Red Lanterns #21 & #22 - Truth be told these issues were going to be make or break for me.  Peter Milligan's run was not ticking my boxes at all and since I am no longer doing regular weekly reviews here on Flodo's Page there was really nothing to keep me on the book except a masochistic Lantern completism.  What it also meant, however, was that this was the switch up I was feeling most positive about.

 As it is, all this positivity came crashing down around me when I opened issue #21 and was greeting with a maudlin Atrocitus spouting the same old theatrical nonsense he had for the previous 20 issues.  Luckily, it transpired this was just Charles Soule attempting to bridge the gap between old and new.  Red Lanterns continues to have its faults; the art is a little shaky and if I were to nitpick I could wonder why Dex-Starr has the ability to create construct bubbles in the same issue the Reds make it clear only Rankorr possesses this ability.  But I will not nitpick.  Instead I will tell you to go out and buy this book.  NOW.

 Soule has managed to capture the voice of Guy Gardner at his most, well ...’Guy-like’.  While the premise is that Guy is undercover in the Red Lantern Corps, it’s not long before we wonder if this isn’t where the angry man of the Greens should be in the first place.  There certainly weren't any complaints coming from this corner when he deposed Atrocitus and beat him to within an inch of his wretched life.  Guy brings a moral code to the RLs that they were missing previously but a question for the reader is how long will it be before the deliciously unfettered and unrepentant thirst for revenge overcomes him completely, and will anyone care?  We are only two issues in but already Red Lanterns is shaping up to be the no holds barred action thriller we had all hoped for way back in issue #1.


Larfleeze #21 & #22 I haven’t a whole lot to say about these books really.  If you were a fan of Keith Giffen and J.M Dematteis’ run on Justice League International or in the mini-series Formerly Known as the Justice League you’ll like Larfleeze.  If you are into comic books that are tongue-in-cheek or kooky you’ll like Larfleeze.  If you like your humor falling firmly in the realm of purile and pushing on the boundaries of good taste you will like Larfleeze.  And to be fair I like all of those things.  This is a funny book.  But if you want to read a Lantern book that has any consideration for previous continuity or has a bearing on the future of the GL universe Larfleeze is NOT the book for you.  In issue #21 the keeper of the light of avarice gives a version of his own back-story and even he admits it’s not exactly accurate!  So until DC Comics confirm any different I will take it that this title sits outside of the New 52 DCU.  I prefer to think of it as a bawdy romp for the sake of rompery all alone in its own little world.  And isn’t that how Larfleeze would want it in any case?

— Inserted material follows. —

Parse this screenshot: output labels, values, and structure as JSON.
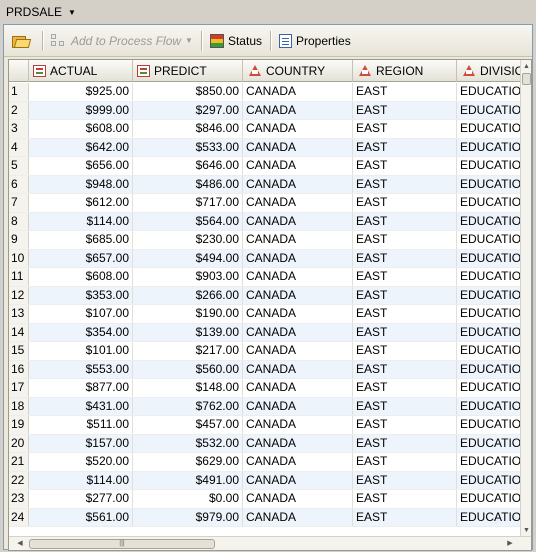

If you’re hoping to read a version of Larfleeze that pays its dues to Geoff Johns’ original ‘Agent Orange’ storyline you are better off sticking with Green Lantern #21 and #22 and leaving the revelry to somebody with a bit less nerd in their DNA…

So there you have it.  The rookies have landed and bar none they have made their mark on Green Lantern in one way or another.  And although there may be a few teething problems while writers and artists get to know their subjects in the same depth as many of us have had the pleasure of for a good many years, I think it is safe to say that the that the legacy of Green Lantern is in a safe hands. Big, green safe hands.